Written by Patty Poon, M.Sc.last updated: May 2006
Grocery shopping and reading labels are a delight for some and a real headache for others. Regardless of how you feel about them, determining whether a particular food product fits into your healthy diet plan has become easier. In addition to listing the amounts of macronutrients (fat, protein and carbohydrate including fiber), a food label may also indicate vitamin and mineral content of the product. This provides good information to help a consumer determine if a particular food product meet his or her nutritional needs.
What is on A Nutrition Facts Label?
Food labels are designed to help consumers make healthy food choices. In 1990, the Nutrition Labeling and Education Act went into effect. The USDA and the FDA developed these guidelines so that consumers would have access to useful nutritional information to help make smart choices.
But how do you make sense of a food label?
According to the Nutrition Labeling and Education Act, all packaged food products must contain the following information:
Common name of the product
Name and address of the product's manufacturer
Net contents in terms of weight, measure or count, and
Ingredient list and Nutrition Facts
Components of a Nutrition Facts panel

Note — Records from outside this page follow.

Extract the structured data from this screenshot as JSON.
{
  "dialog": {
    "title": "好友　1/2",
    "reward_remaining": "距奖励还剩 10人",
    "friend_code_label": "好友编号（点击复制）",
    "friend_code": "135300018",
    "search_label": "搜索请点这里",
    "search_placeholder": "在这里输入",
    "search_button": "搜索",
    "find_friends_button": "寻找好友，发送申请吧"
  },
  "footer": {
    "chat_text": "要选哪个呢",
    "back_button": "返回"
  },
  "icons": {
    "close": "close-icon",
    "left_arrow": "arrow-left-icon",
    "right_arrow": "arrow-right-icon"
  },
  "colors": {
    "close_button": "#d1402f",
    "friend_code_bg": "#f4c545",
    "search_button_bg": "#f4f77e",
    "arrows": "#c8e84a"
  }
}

Common nutrients, such as total fat, cholesterol, and sodium, are required fields. Other nutrients, such as potassium and Vitamin K, are optional and not required to be listed. Each package must identify the quantities of specified nutrients and food constituents for one serving.

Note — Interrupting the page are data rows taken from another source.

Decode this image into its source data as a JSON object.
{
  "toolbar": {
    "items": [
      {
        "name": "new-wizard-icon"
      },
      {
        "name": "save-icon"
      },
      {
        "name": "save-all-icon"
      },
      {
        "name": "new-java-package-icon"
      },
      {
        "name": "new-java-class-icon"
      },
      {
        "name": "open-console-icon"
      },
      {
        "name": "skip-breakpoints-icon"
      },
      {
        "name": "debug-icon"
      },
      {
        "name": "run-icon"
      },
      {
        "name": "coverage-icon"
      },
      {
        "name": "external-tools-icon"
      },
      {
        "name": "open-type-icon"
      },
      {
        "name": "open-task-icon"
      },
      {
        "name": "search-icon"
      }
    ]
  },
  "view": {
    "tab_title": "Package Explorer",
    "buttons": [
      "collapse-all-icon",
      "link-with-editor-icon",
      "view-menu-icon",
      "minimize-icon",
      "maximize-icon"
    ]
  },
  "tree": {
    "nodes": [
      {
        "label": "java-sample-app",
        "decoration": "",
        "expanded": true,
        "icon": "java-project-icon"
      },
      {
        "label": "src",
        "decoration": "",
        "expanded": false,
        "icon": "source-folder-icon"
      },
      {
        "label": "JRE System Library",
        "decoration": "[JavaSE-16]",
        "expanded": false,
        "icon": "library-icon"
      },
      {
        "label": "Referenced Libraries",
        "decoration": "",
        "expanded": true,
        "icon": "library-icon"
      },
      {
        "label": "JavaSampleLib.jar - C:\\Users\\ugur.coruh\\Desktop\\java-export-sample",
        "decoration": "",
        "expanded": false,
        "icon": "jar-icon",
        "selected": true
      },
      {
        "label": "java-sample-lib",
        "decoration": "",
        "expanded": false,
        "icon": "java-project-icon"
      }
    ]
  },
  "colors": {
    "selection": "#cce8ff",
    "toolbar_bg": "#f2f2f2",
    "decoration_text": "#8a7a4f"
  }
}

It is important to note the following:
1 g of fat = 9 kcal
1 g of protein = 4 kcal
1 g of carbohydrate = 4 kcal
1 g of alcohol = 7 kcal
Serving sizes are standardized to make for easier comparison among similar food items. They are expressed in both common household and metric measures. It is always important to pay attention to a serving size. For instance, a serving of chocolate chip cookies is typically 2 pieces. Hence, if you eat 4 pieces, you will need to double the amount of nutrition content listed on the label.

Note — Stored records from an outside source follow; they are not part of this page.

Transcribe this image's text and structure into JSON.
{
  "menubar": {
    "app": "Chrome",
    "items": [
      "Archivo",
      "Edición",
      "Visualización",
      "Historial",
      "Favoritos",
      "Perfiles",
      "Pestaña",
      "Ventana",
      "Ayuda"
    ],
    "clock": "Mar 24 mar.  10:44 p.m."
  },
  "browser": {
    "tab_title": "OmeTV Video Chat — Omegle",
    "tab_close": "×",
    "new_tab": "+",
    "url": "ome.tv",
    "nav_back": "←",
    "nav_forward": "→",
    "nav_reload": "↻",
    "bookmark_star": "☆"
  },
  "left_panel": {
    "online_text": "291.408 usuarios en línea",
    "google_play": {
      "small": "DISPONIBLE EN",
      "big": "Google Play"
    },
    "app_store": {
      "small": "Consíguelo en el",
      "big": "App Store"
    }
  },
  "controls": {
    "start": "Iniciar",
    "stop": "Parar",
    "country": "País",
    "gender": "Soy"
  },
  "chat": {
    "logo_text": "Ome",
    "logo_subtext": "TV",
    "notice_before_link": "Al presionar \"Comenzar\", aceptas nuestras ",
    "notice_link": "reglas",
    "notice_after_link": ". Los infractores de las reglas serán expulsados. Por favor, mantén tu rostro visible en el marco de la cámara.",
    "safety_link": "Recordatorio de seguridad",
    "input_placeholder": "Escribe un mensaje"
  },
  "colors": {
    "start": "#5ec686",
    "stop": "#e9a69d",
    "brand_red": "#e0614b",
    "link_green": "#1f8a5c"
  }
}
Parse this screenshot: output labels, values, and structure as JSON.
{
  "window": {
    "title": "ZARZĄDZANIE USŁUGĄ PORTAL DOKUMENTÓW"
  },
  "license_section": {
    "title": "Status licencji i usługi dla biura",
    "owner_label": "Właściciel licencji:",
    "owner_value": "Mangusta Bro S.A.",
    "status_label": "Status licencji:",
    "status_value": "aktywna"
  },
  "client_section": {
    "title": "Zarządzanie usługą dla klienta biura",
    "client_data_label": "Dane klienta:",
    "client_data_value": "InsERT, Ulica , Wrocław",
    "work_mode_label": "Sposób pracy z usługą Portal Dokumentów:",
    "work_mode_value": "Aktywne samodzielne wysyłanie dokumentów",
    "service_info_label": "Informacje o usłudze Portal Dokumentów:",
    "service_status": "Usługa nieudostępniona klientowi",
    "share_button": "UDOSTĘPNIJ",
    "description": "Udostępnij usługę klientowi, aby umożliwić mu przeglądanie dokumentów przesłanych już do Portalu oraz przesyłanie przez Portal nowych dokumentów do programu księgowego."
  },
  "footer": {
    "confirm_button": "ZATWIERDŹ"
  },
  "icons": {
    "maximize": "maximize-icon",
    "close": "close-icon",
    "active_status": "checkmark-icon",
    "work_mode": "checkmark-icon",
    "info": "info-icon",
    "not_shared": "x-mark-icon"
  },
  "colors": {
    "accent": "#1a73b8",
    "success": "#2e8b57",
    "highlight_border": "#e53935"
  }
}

Calories provide a measure of how much energy you obtain after eating a portion of food. It is always important to find out the total calories. Many consumers are surprised to find that a fat-free product is not necessarily low in calories. Similarly, a sugar-free product is not always low in Calories or low in fat.
Total fat, saturated fats, cholesterol, total carbohydrate (including fiber and added sugars), protein, vitamins A and C, calcium and iron are required on the label. Other nutrients are optional and may be listed at the discretion of the manufacturer.
In addition to total calories and total fat, a few other nutrients relevant to heart health are important to pay attention to when reading a label. These include saturated fats, cholesterol and fiber. Effective Jan 2006, all labels should also include trans fatty acids.
Percent Daily Values
Percent Daily Values provide an estimate of the percentage of a nutrient from one serving in a typical 2000 kcal diet.
Daily Reference Values Footnote
This footnote reminds consumers of the daily intake of different foods depending on their own nutritional needs.
Reading Food Labels - the Bottom Line: Food Labels and Nutrition Facts enable you to compare products based on key ingredients. When comparing products, focus on those nutrients that are important to you.
If you are concerned about your weight, you should compare products based on BOTH calories and fat.
If you have heart disease or high blood pressure, you should focus on the amount of total fat, saturated fat, trans fat, cholesterol and sodium. Choose products containing less than 20% Daily Values for fat, cholesterol and sodium. If you have diabetes, you should pay attention to the amount of carbohydrate, sugar added as well as fiber.